To a similar end, several groups have performed clinical and histological studies on various patients with stage I NSCLC to identify those who are at higher risk of recurrence and who, possibly, would benefit from aggressive adjuvant therapy following resection. In a case matched retrospective study, Brock and colleagues8 distinctly identified a correlation between DNA methylation of the promoters of the cyclin dependent kinase inhibitor 2A gene 16, H-cadherin gene CDH13, Ras association gene RASSF1A and adenomatous polyposis coli gene with early tumour recurrence.

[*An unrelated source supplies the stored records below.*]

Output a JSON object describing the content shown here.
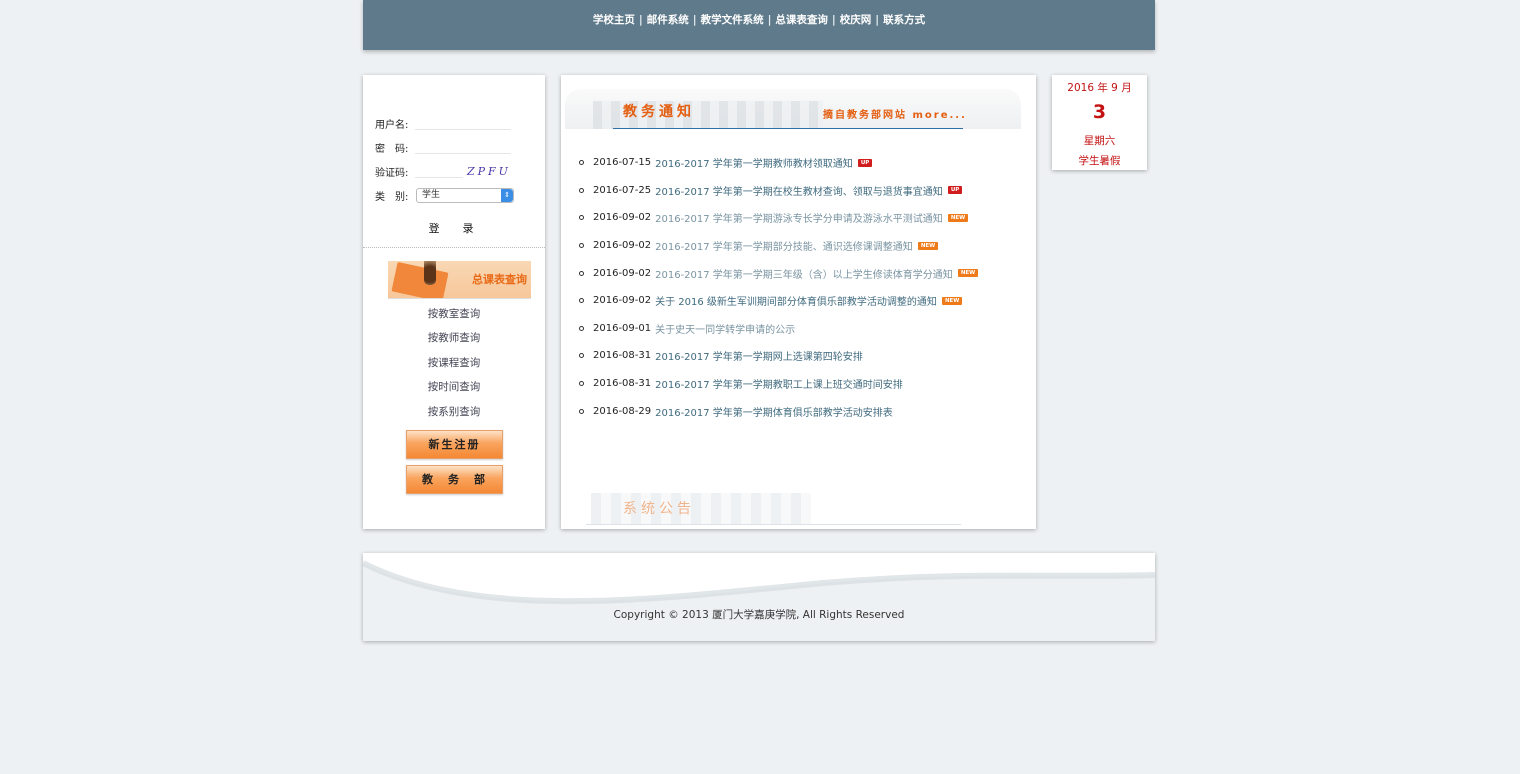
{
  "topnav": {
    "links": [
      "学校主页",
      "邮件系统",
      "教学文件系统",
      "总课表查询",
      "校庆网",
      "联系方式"
    ],
    "separator": "|"
  },
  "login": {
    "username_label": "用户名:",
    "password_label": "密　码:",
    "captcha_label": "验证码:",
    "captcha_text": "ZPFU",
    "category_label": "类　别:",
    "category_value": "学生",
    "login_button": "登　录"
  },
  "schedule": {
    "banner_title": "总课表查询",
    "links": [
      "按教室查询",
      "按教师查询",
      "按课程查询",
      "按时间查询",
      "按系别查询"
    ],
    "buttons": [
      "新生注册",
      "教　务　部"
    ]
  },
  "notices": {
    "heading": "教务通知",
    "more": "摘自教务部网站 more...",
    "items": [
      {
        "date": "2016-07-15",
        "title": "2016-2017 学年第一学期教师教材领取通知",
        "badge": "UP",
        "faded": false
      },
      {
        "date": "2016-07-25",
        "title": "2016-2017 学年第一学期在校生教材查询、领取与退货事宜通知",
        "badge": "UP",
        "faded": false
      },
      {
        "date": "2016-09-02",
        "title": "2016-2017 学年第一学期游泳专长学分申请及游泳水平测试通知",
        "badge": "NEW",
        "faded": true
      },
      {
        "date": "2016-09-02",
        "title": "2016-2017 学年第一学期部分技能、通识选修课调整通知",
        "badge": "NEW",
        "faded": true
      },
      {
        "date": "2016-09-02",
        "title": "2016-2017 学年第一学期三年级（含）以上学生修读体育学分通知",
        "badge": "NEW",
        "faded": true
      },
      {
        "date": "2016-09-02",
        "title": "关于 2016 级新生军训期间部分体育俱乐部教学活动调整的通知",
        "badge": "NEW",
        "faded": false
      },
      {
        "date": "2016-09-01",
        "title": "关于史天一同学转学申请的公示",
        "badge": "",
        "faded": true
      },
      {
        "date": "2016-08-31",
        "title": "2016-2017 学年第一学期网上选课第四轮安排",
        "badge": "",
        "faded": false
      },
      {
        "date": "2016-08-31",
        "title": "2016-2017 学年第一学期教职工上课上班交通时间安排",
        "badge": "",
        "faded": false
      },
      {
        "date": "2016-08-29",
        "title": "2016-2017 学年第一学期体育俱乐部教学活动安排表",
        "badge": "",
        "faded": false
      }
    ],
    "system_heading": "系统公告"
  },
  "calendar": {
    "year_month": "2016 年 9 月",
    "day": "3",
    "weekday": "星期六",
    "term": "学生暑假"
  },
  "footer": {
    "copyright": "Copyright © 2013 厦门大学嘉庚学院, All Rights Reserved"
  }
}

Immunohistochemistry staining of vascular endothelial growth factor (VEGF) has been found to be a prognostic factor for time to relapse and survival in patients with early stage disease.9 10 Increased carcinoembryonic antigen levels and Ki67 labelling index is associated with decreased survival and early recurrence.11 12 Additionally, the presence of tumour regulatory T cells and infiltrating–infiltrating T cells in the primary lesion has been significantly correlated with a higher risk of recurrence.13

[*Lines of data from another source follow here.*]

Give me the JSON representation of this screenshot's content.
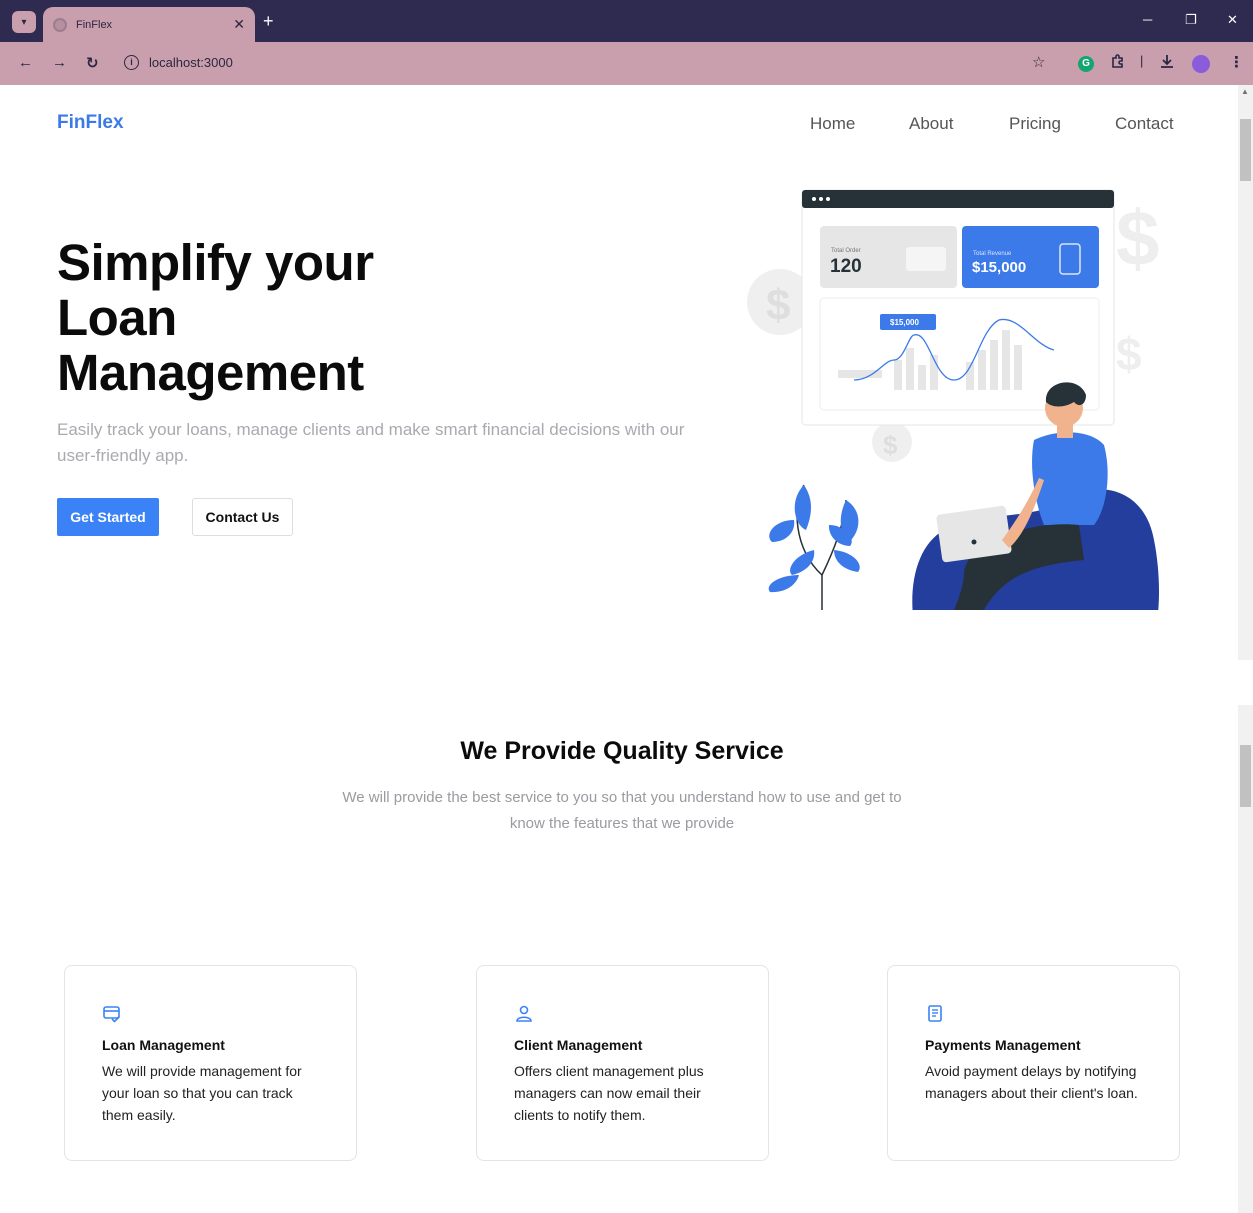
{
  "browser": {
    "tab_title": "FinFlex",
    "tab_close": "✕",
    "new_tab": "+",
    "url": "localhost:3000",
    "icons": {
      "menu": "chevron-down-icon",
      "back": "arrow-left-icon",
      "forward": "arrow-right-icon",
      "reload": "reload-icon",
      "info": "info-icon",
      "bookmark": "star-icon",
      "grammarly": "grammarly-icon",
      "extensions": "puzzle-icon",
      "download": "download-icon",
      "profile": "profile-avatar-icon",
      "more": "kebab-menu-icon"
    }
  },
  "nav": {
    "logo": "FinFlex",
    "links": [
      "Home",
      "About",
      "Pricing",
      "Contact"
    ]
  },
  "hero": {
    "title": "Simplify your Loan Management",
    "subtitle": "Easily track your loans, manage clients and make smart financial decisions with our user-friendly app.",
    "primary_cta": "Get Started",
    "secondary_cta": "Contact Us",
    "illustration": {
      "total_order_label": "Total Order",
      "total_order_value": "120",
      "total_revenue_label": "Total Revenue",
      "total_revenue_value": "$15,000",
      "chart_tooltip": "$15,000"
    }
  },
  "services": {
    "title": "We Provide Quality Service",
    "subtitle": "We will provide the best service to you so that you understand how to use and get to know the features that we provide",
    "cards": [
      {
        "icon": "credit-card-check-icon",
        "title": "Loan Management",
        "text": "We will provide management for your loan so that you can track them easily."
      },
      {
        "icon": "user-icon",
        "title": "Client Management",
        "text": "Offers client management plus managers can now email their clients to notify them."
      },
      {
        "icon": "receipt-icon",
        "title": "Payments Management",
        "text": "Avoid payment delays by notifying managers about their client's loan."
      }
    ]
  },
  "colors": {
    "brand_blue": "#3b82f6",
    "chrome_dark": "#2f2a4f",
    "chrome_pink": "#c99fae"
  }
}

An equally fervent group of researchers focusing on genomics have identified gene expression profiles and metagene signatures that predict recurrence in patients with early stage NSCLC.14–18 Jiang and colleagues14 identified gene clusters via comparative genomic hybridisation and cDNA microarray analysis that may be involved in the initiation and progression of NSCLC. Potti and colleagues15 developed a lung metagene model that successfully identified subgroups of patients who were at increased risk of recurrence with an accuracy as high as 79%. Larsen and colleagues16 identified a 54 gene expression signature capable of predicting poor outcome groups of patients despite favourable clinical factors.

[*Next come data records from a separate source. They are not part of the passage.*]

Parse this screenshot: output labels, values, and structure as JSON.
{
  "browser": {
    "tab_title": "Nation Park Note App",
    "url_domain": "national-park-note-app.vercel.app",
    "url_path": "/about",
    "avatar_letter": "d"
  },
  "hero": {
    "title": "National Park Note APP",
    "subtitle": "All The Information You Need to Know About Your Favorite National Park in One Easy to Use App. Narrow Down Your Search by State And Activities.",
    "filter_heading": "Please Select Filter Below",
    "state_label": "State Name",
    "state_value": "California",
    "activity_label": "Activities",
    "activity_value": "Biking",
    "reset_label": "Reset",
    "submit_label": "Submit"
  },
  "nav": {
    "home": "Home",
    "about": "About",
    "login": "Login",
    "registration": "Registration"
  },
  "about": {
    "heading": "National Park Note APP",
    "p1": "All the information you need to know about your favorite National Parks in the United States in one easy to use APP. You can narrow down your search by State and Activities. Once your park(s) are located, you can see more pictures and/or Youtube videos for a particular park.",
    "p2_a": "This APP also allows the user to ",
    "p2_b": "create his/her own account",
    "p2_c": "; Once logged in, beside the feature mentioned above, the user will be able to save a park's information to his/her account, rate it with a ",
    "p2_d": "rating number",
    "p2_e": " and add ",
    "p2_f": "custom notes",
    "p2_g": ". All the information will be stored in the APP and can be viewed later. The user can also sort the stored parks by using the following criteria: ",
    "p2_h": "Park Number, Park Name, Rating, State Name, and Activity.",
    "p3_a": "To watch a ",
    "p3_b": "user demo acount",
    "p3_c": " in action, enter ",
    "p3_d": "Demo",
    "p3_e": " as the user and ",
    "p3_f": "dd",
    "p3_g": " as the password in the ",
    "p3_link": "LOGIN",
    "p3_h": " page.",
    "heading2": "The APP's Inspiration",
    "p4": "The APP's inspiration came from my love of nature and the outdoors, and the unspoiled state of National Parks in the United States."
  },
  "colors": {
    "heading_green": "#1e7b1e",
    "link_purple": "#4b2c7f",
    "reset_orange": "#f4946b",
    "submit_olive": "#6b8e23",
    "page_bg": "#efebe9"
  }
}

Collectively, these studies highlight the challenge of treating patients with stage I NSCLC. While these patients are seemingly low risk, the population is in fact quite heterogeneous with a subset of patients at higher risk of recurrence and decreased survival. The crux of treating these patients is accurate identification of the high risk patients and aggressive treatment with individualised adjuvant therapy.17 18 As Hung and colleagues7 illustrate in their concise study, risk stratification and aggressive management (with possible surgical management when appropriate) of patients with recurrent disease offers the best chance of improved outcomes. In managing patients in this manner, we anticipate significant progress in the survival of patients with stage I NSCLC.
Competing interests: None.